# Your objective:
Only the text of the records below belongs in the answer, copied exactly, with pictures omitted.

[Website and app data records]
• • • •
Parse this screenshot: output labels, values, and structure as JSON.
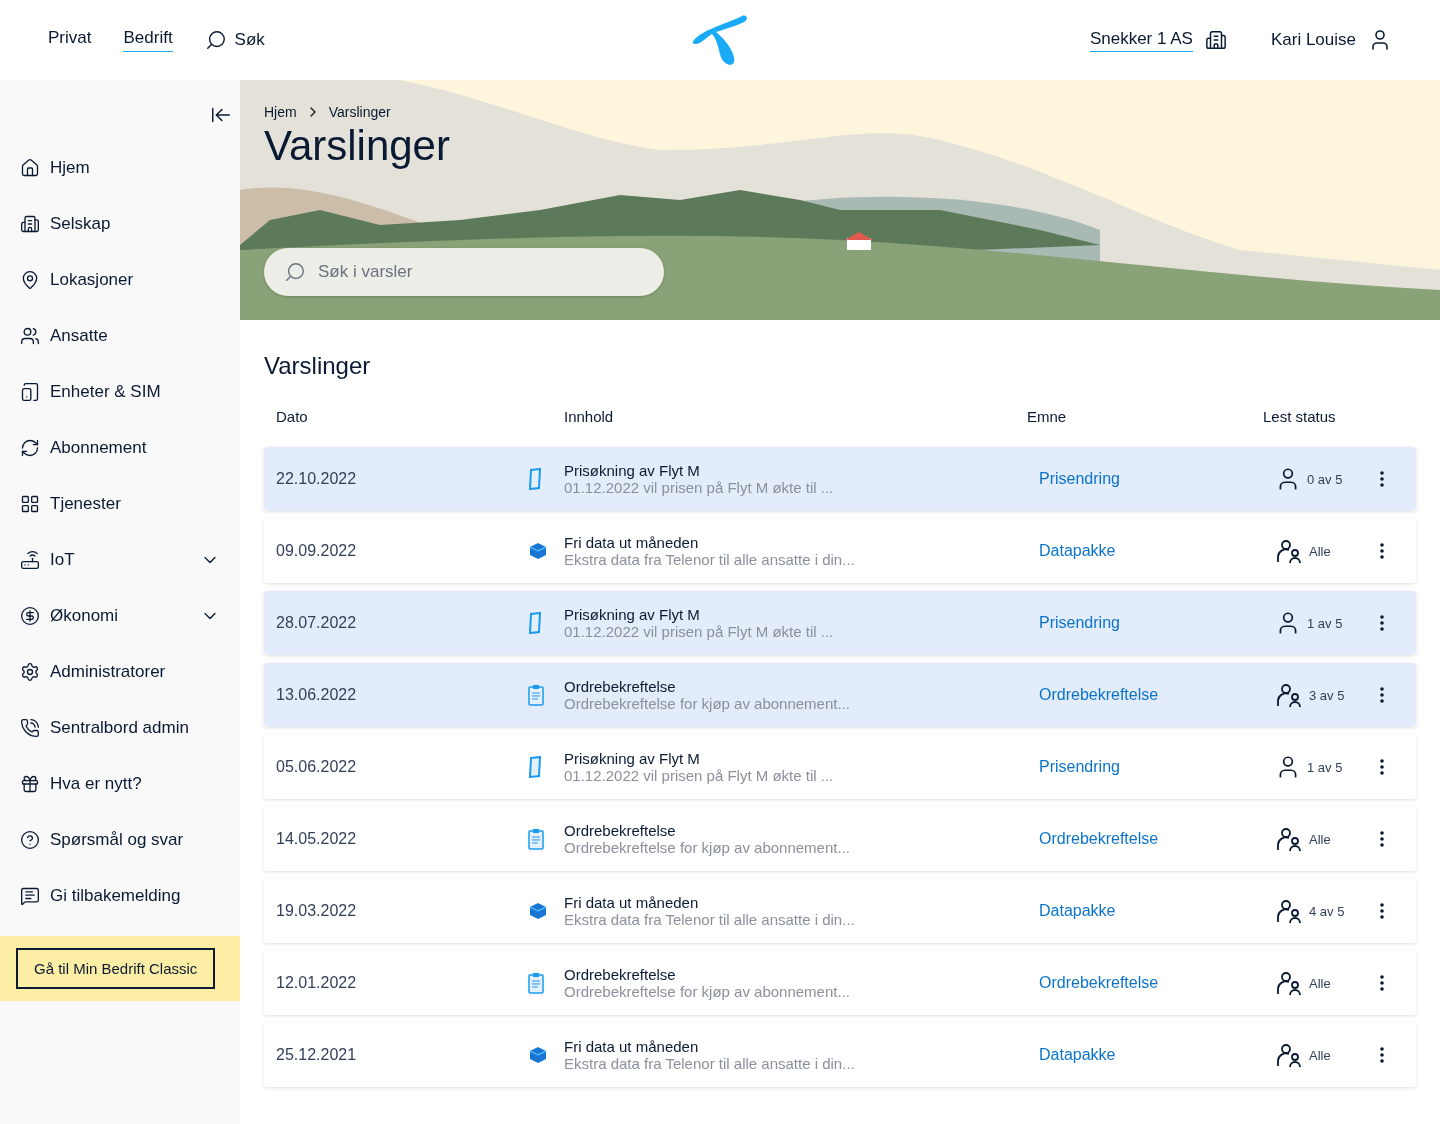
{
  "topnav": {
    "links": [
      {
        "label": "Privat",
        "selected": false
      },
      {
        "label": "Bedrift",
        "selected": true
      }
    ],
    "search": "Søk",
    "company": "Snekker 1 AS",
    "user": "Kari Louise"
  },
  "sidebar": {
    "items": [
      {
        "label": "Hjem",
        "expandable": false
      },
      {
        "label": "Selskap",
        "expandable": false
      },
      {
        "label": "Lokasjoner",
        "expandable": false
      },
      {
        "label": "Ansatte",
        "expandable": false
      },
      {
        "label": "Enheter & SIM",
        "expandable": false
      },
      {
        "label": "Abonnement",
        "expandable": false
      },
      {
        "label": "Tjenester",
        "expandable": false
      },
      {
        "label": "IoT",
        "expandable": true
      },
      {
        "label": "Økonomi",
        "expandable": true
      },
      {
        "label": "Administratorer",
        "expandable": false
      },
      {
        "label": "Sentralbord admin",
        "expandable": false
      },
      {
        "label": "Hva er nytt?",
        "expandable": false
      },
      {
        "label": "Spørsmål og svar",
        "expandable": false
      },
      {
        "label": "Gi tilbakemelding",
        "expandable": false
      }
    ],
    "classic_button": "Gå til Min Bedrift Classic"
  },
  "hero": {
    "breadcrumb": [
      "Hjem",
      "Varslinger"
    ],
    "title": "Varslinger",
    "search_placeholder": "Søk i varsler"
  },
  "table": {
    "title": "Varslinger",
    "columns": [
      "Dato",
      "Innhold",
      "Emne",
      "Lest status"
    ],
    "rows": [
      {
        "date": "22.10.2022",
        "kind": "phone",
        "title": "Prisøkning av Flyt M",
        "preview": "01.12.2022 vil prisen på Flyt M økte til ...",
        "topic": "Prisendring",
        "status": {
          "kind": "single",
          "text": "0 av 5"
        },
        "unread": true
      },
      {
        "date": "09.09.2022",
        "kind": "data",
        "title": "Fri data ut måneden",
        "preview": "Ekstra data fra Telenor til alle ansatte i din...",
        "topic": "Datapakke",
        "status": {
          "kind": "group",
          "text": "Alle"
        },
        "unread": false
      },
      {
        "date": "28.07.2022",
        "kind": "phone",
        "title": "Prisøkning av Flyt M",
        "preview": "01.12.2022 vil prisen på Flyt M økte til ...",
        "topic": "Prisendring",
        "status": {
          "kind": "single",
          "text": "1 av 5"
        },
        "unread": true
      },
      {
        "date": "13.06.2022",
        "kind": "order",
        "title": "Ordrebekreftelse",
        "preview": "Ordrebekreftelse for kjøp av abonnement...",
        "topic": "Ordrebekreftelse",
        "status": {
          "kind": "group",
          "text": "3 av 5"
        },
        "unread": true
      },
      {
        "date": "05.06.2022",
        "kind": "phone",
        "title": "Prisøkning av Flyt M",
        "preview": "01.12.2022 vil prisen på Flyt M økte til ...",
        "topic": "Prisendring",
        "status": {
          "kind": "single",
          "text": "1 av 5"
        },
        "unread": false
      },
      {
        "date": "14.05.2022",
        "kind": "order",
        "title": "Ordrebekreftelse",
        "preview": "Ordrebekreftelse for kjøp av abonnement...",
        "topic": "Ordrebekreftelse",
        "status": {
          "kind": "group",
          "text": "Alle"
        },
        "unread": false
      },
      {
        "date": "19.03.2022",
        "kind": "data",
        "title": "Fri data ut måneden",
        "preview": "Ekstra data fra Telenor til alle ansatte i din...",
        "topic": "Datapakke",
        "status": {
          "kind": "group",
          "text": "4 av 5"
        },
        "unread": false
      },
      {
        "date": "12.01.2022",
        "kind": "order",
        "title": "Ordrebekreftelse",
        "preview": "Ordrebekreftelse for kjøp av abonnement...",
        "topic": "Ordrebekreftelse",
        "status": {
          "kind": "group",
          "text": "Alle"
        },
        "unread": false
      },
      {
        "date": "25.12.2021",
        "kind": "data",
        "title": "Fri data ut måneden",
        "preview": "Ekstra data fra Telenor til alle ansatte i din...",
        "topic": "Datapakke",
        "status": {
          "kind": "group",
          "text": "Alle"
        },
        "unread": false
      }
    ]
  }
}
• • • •
# Task output:
Parse this screenshot: output labels, values, and structure as JSON.
{
  "topnav": {
    "links": [
      {
        "label": "Privat",
        "selected": false
      },
      {
        "label": "Bedrift",
        "selected": true
      }
    ],
    "search": "Søk",
    "company": "Snekker 1 AS",
    "user": "Kari Louise"
  },
  "sidebar": {
    "items": [
      {
        "label": "Hjem",
        "expandable": false
      },
      {
        "label": "Selskap",
        "expandable": false
      },
      {
        "label": "Lokasjoner",
        "expandable": false
      },
      {
        "label": "Ansatte",
        "expandable": false
      },
      {
        "label": "Enheter & SIM",
        "expandable": false
      },
      {
        "label": "Abonnement",
        "expandable": false
      },
      {
        "label": "Tjenester",
        "expandable": false
      },
      {
        "label": "IoT",
        "expandable": true
      },
      {
        "label": "Økonomi",
        "expandable": true
      },
      {
        "label": "Administratorer",
        "expandable": false
      },
      {
        "label": "Sentralbord admin",
        "expandable": false
      },
      {
        "label": "Hva er nytt?",
        "expandable": false
      },
      {
        "label": "Spørsmål og svar",
        "expandable": false
      },
      {
        "label": "Gi tilbakemelding",
        "expandable": false
      }
    ],
    "classic_button": "Gå til Min Bedrift Classic"
  },
  "hero": {
    "breadcrumb": [
      "Hjem",
      "Varslinger"
    ],
    "title": "Varslinger",
    "search_placeholder": "Søk i varsler"
  },
  "table": {
    "title": "Varslinger",
    "columns": [
      "Dato",
      "Innhold",
      "Emne",
      "Lest status"
    ],
    "rows": [
      {
        "date": "22.10.2022",
        "kind": "phone",
        "title": "Prisøkning av Flyt M",
        "preview": "01.12.2022 vil prisen på Flyt M økte til ...",
        "topic": "Prisendring",
        "status": {
          "kind": "single",
          "text": "0 av 5"
        },
        "unread": true
      },
      {
        "date": "09.09.2022",
        "kind": "data",
        "title": "Fri data ut måneden",
        "preview": "Ekstra data fra Telenor til alle ansatte i din...",
        "topic": "Datapakke",
        "status": {
          "kind": "group",
          "text": "Alle"
        },
        "unread": false
      },
      {
        "date": "28.07.2022",
        "kind": "phone",
        "title": "Prisøkning av Flyt M",
        "preview": "01.12.2022 vil prisen på Flyt M økte til ...",
        "topic": "Prisendring",
        "status": {
          "kind": "single",
          "text": "1 av 5"
        },
        "unread": true
      },
      {
        "date": "13.06.2022",
        "kind": "order",
        "title": "Ordrebekreftelse",
        "preview": "Ordrebekreftelse for kjøp av abonnement...",
        "topic": "Ordrebekreftelse",
        "status": {
          "kind": "group",
          "text": "3 av 5"
        },
        "unread": true
      },
      {
        "date": "05.06.2022",
        "kind": "phone",
        "title": "Prisøkning av Flyt M",
        "preview": "01.12.2022 vil prisen på Flyt M økte til ...",
        "topic": "Prisendring",
        "status": {
          "kind": "single",
          "text": "1 av 5"
        },
        "unread": false
      },
      {
        "date": "14.05.2022",
        "kind": "order",
        "title": "Ordrebekreftelse",
        "preview": "Ordrebekreftelse for kjøp av abonnement...",
        "topic": "Ordrebekreftelse",
        "status": {
          "kind": "group",
          "text": "Alle"
        },
        "unread": false
      },
      {
        "date": "19.03.2022",
        "kind": "data",
        "title": "Fri data ut måneden",
        "preview": "Ekstra data fra Telenor til alle ansatte i din...",
        "topic": "Datapakke",
        "status": {
          "kind": "group",
          "text": "4 av 5"
        },
        "unread": false
      },
      {
        "date": "12.01.2022",
        "kind": "order",
        "title": "Ordrebekreftelse",
        "preview": "Ordrebekreftelse for kjøp av abonnement...",
        "topic": "Ordrebekreftelse",
        "status": {
          "kind": "group",
          "text": "Alle"
        },
        "unread": false
      },
      {
        "date": "25.12.2021",
        "kind": "data",
        "title": "Fri data ut måneden",
        "preview": "Ekstra data fra Telenor til alle ansatte i din...",
        "topic": "Datapakke",
        "status": {
          "kind": "group",
          "text": "Alle"
        },
        "unread": false
      }
    ]
  }
}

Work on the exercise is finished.